PROMPT | Return the lines below that contain the word "icon".

INPUT RECORDS |
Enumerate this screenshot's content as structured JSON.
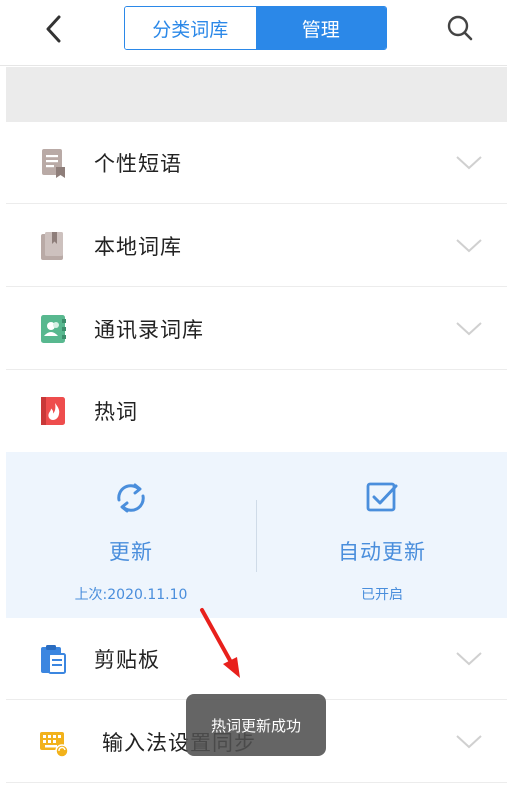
{
  "header": {
    "tabs": [
      {
        "label": "分类词库",
        "active": false
      },
      {
        "label": "管理",
        "active": true
      }
    ],
    "accent_color": "#2b88e8"
  },
  "rows": [
    {
      "label": "个性短语",
      "icon": "phrase-doc-icon"
    },
    {
      "label": "本地词库",
      "icon": "book-icon"
    },
    {
      "label": "通讯录词库",
      "icon": "contacts-book-icon"
    },
    {
      "label": "热词",
      "icon": "hot-flame-icon"
    },
    {
      "label": "剪贴板",
      "icon": "clipboard-icon"
    },
    {
      "label": "输入法设置同步",
      "icon": "keyboard-sync-icon"
    }
  ],
  "hot_panel": {
    "update": {
      "title": "更新",
      "subtitle": "上次:2020.11.10",
      "icon": "refresh-icon"
    },
    "auto_update": {
      "title": "自动更新",
      "subtitle": "已开启",
      "icon": "checkbox-icon"
    }
  },
  "toast": {
    "text": "热词更新成功"
  }
}
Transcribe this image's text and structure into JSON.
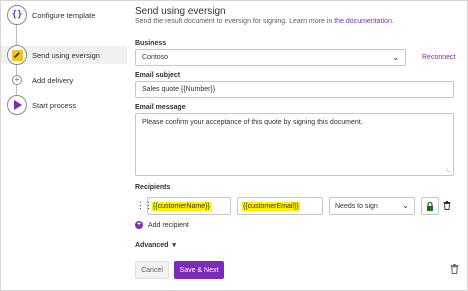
{
  "stepper": {
    "steps": [
      {
        "label": "Configure template",
        "icon": "braces-icon",
        "glyph": "{}"
      },
      {
        "label": "Send using eversign",
        "icon": "edit-icon",
        "active": true
      },
      {
        "label": "Add delivery",
        "icon": "plus-icon",
        "glyph": "+"
      },
      {
        "label": "Start process",
        "icon": "play-icon"
      }
    ]
  },
  "header": {
    "title": "Send using eversign",
    "subtitle_prefix": "Send the result document to eversign for signing. Learn more in ",
    "subtitle_link": "the documentation",
    "subtitle_suffix": "."
  },
  "business": {
    "label": "Business",
    "value": "Contoso",
    "reconnect": "Reconnect"
  },
  "email_subject": {
    "label": "Email subject",
    "value": "Sales quote {{Number}}"
  },
  "email_message": {
    "label": "Email message",
    "value": "Please confirm your acceptance of this quote by signing this document."
  },
  "recipients": {
    "label": "Recipients",
    "rows": [
      {
        "name": "{{customerName}}",
        "email": "{{customerEmail}}",
        "role": "Needs to sign"
      }
    ],
    "add_label": "Add recipient",
    "add_glyph": "+"
  },
  "advanced": {
    "label": "Advanced"
  },
  "footer": {
    "cancel": "Cancel",
    "save": "Save & Next"
  },
  "colors": {
    "accent": "#7b2bb8",
    "highlight": "#fff200",
    "active_step_bg": "#f0f0f0",
    "lock_green": "#107c10"
  }
}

SOLUTION BELOW |
      "icon": "phrase-doc-icon"
      "icon": "book-icon"
      "icon": "contacts-book-icon"
      "icon": "hot-flame-icon"
      "icon": "clipboard-icon"
      "icon": "keyboard-sync-icon"
      "icon": "refresh-icon"
      "icon": "checkbox-icon"
        "icon": "braces-icon",
        "icon": "edit-icon",
        "icon": "plus-icon",
        "icon": "play-icon"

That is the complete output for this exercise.